Personal practices are essential for channeling and transforming anger. Before the Awakin call, Kazu had just returned from ten days of a Vipassana meditation course. In fact, Dr. King would take "personal prayer retreats" and shut himself in a hotel room or pastor's study to pray, meditate and plan his next sermon or civil rights activities. The East Point Peace Academy acknowledges the connection between nonviolence and mindfulness and is working to design a workshop in collaboration with one of its core partners, the East Bay Meditation Center.
“Meditation helps me to release the internal pressures that we build up in our lives but it also helps me to become disciplined and stay committed to my focus and my path despite all of the distractions in my life.”
In the prisons, the East Point Academy talks with the prisoners about this and explains that whether they’re in the prisons or in their communities, there will be constant distractions around them. But if their path is to create peace or to have a healthy family life, then they will need to have helpful practices and one of them can be meditation or it could be singing or writing. Different things work for different people.

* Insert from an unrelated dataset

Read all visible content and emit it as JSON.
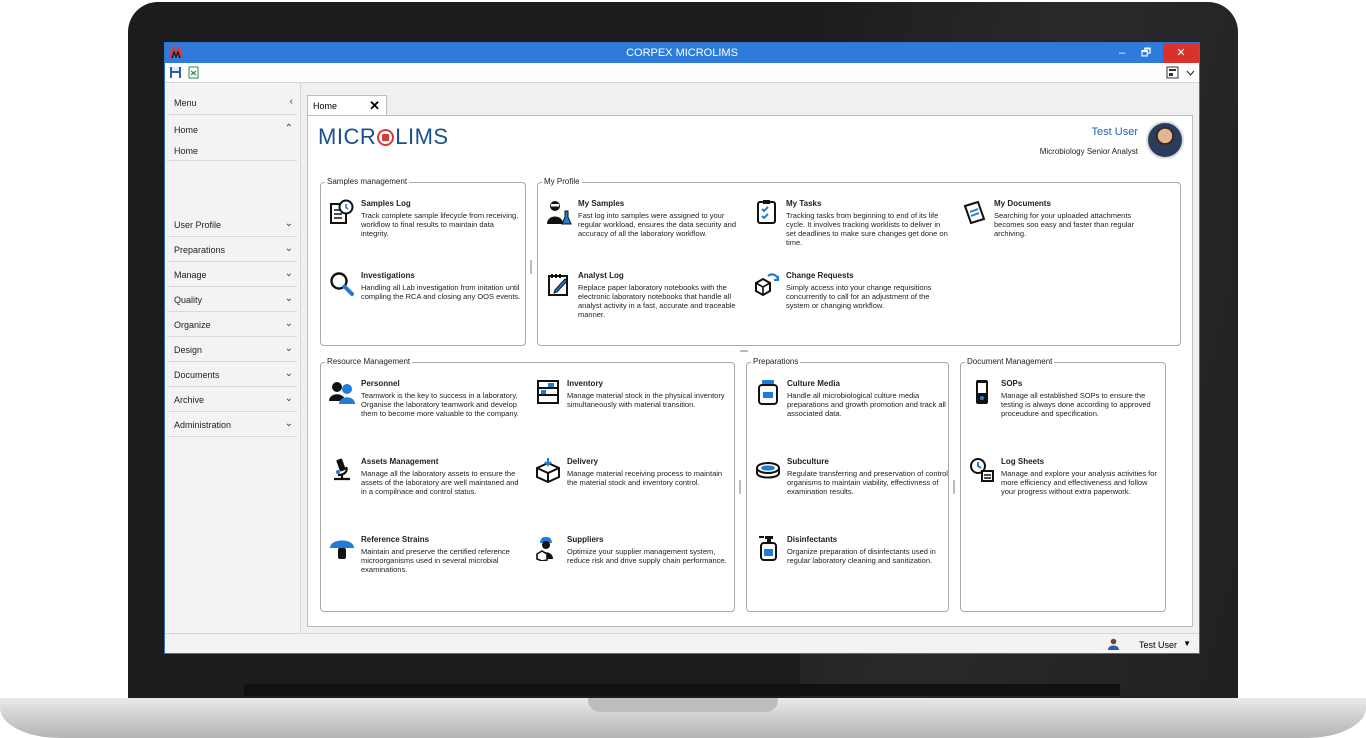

Internationalizing and Institutionalizing Nonviolence
One of the last things that Martin Luther King said is that he wanted to internationalize and institutionalize nonviolence. What actions can we can take in our lives that would make that dream a reality?
Kazu explained that the idea of institutionalizing and internationalizing nonviolence, which came out of a conversation that Dr. King had just five hours before he was shot, is that the practice of nonviolence isn’t just about how we protest but its how we relate to each other in our own lives and in our own communities and how we can take these principles and embed them as part of the day to day practice in the institutions around the country and around the world.
"Part of my dream, part of our dream, is to embed the practices of nonviolence and conflict reconciliation into the core curriculum in every school across America so that as we’re teaching children math and science and the arts, we’re also teaching them how to relate to each other as human beings. If we can all work to embed these practices into our day to day lives so that it’s a part of our culture, that’s how we can internationalize and institutionalize nonviolence."
Indeed, as Kazu shared, creating a culture of nonviolence is the work of many generations. In our history, there have been many points of light and hope. If each of us can keep practicing nonviolence in our small ways, and sometimes, in large ways, then real peace and justice is possible in our world.